We often talk about how what we consume, and what our kids consume, impacts the conditions of our hearts.

And it does.

But did you know that what we watch also impacts our brains? Especially when it comes to children. 

While we might bristle against the idea of boundaries, adults and children both thrive when pre-determined guardrails are established. When we set boundaries for our children and their media consumption, we’re stepping into our God-given role as parents— stewarding and loving them well. We’re also teaching them what it looks like to steward their own time, brains, and bodies well in the era of tech.

More real-time play and less fast-paced media

Dr. Christakis, the Director of the Center for Child Health, Behavior and Development at Seattle Children’s Research Institute, has shown that overstimulation is a major issue for developing brains.

In a TEDx presentation, Dr. Christakis shared his research on digital tech and the overstimulation of brains of children under the age of seven. One group watched shows that moved at the pace of real life, another group watched a show that moved faster than real life, and a third group watched a show that moved faster than real life and contained violent content.

His findings?

  • When watching Mister Rogers’ Neighborhood there was a 0% increase of inattention.

  • When watching Powder Puff Girls children were 60% more likely to experience inattention.

  • And when watching violent programming, children were 110% more likely to experience inattention.

Dr. Christakis challenges parents to have “more real-time play and less fast-paced media.” If it’s faster than real life, it’s going to have a negative impact on their developing brains (Media and Children, 2011).

Stewards of their little hearts and heads

So while we are concerned with the hearts of our children— we are told to guard them above all else in Proverbs— part of that concern must extend to the physiological impacts of our choices. 

We’d be remiss as parents to ignore the relationships that exist within our bodies. For example, there are real consequences to letting my son consume too much sugar— to his attitude, his body, his attention, and his heart. 

I delight in serving my son cake on his birthday, but I wouldn’t be loving him well if I served him cake for every meal, or even every day. There are certainly times to celebrate and indulge; but the impact is also tangible. After eating cake, his little body is pulsing with frenetic energy, his brain is telling him to get more, his body is spiking (and preparing for a quick crash)— his heart is telling him, “All I love in life is CAKE!” 

The same multifaceted impact happens with our kids and screens. We must consider the whole child as we evaluate the way screen time affects them.

We must consider the whole child as we evaluate the way screen time affects them.

How long do images stay on the screen?

One quick test to evaluate how screen time might affect our kids— especially for young children— is to count how long the screen stays on each image.

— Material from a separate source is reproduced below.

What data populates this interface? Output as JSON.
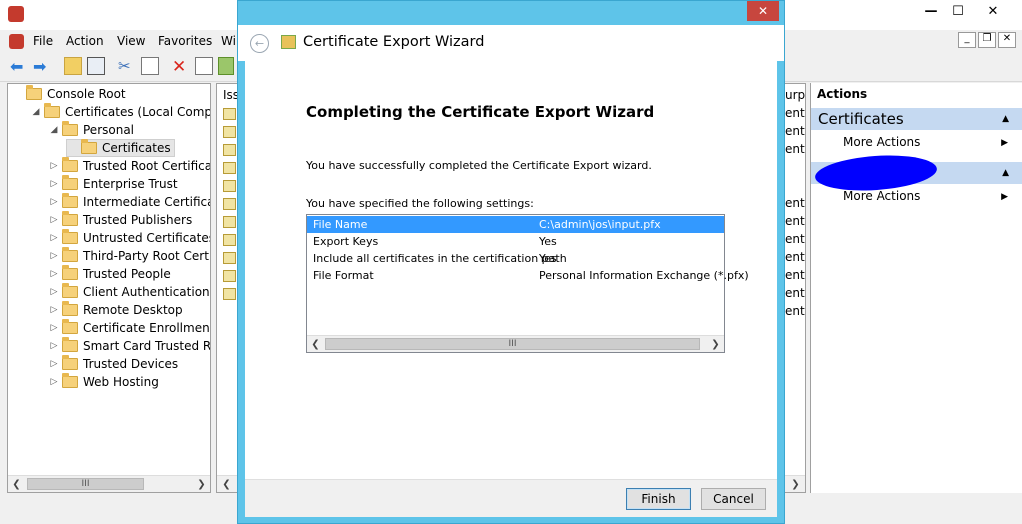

The closer the show moves to the pace of real-life, the better.

Even little YouTube videos that might seem innocent can have a rapid succession of images that are damaging to developing brains. Fred Rogers speaks slowly, moves slowly, and makes cuts slowly because that’s the pace at which young, developing minds can take in information.

How does your child behave after screen time?

Another factor you might consider is how your child behaves after his or her screen time. 

We’ve seen this with our own children at different stages of their development:

When our oldest son was a toddler, it took him a long time to recover after watching Octonauts. His attitude was poor and it was clear that his little heart wanted nothing more than to continue watching episode after episode. He struggled to transition, became mean spirited towards his baby brother, and incessantly asked when he could watch another episode.

According to Dr. Victoria L. Dunkley, Electronic Screen Syndrome can present as “irritable mood, poor focus or disorganization, low frustration tolerance, and problematic behaviors such as argumentativeness or poor eye contact” (Psychology Today). 

If your child exhibits these behaviors, think critically about their screen time. It may very well be that his/her nervous system is overstimulated and hyper-aroused, therefore causing the brain to function in a state of chronic stress (Psychology Today).

All your heart, soul, mind, and strength

Children’s brains are simply not made to absorb content at the rapid rate the entertainment geared for them produces it. There are, as research indicates, physiological and behavioral implications to what our children watch. 

The mind and the body cannot be separated— they were purposefully designed by God to work as one, for our own good and for the glory of God the creator.

God has called us to love him with all our heart, soul, mind and strength (Deut. 6:5)— and he’s commissioned us, as parents, to teach our children to do the same. 

Consider Matthew 5:29: “If your right eye causes you to sin, tear it out and throw it away.” How might that well-known verse apply at the intersection of screen time and your home?


For further reading and recommendation if you think your child might be overstimulated via screen time, we recommend reading this post on the RESET, as well as considering a 3 to 4 week tech fast. Similar to when you have a food allergy and you eliminate the culprit from your diet in order to reach optimal health, sometimes we need to completely remove screen time from our children’s diet in order to reestablish their baseline norm.

For more analysis of Electronic Screen Syndrome, see Dr. Dunkley’s full article here: Is Your Child Overstimulated from Too Much Screen Time? | Psychology Today

For Dr. Christakis’s full talk on Media and Children, click here: TEDxRainier – Dimitri Christakis – Media and Children – YouTube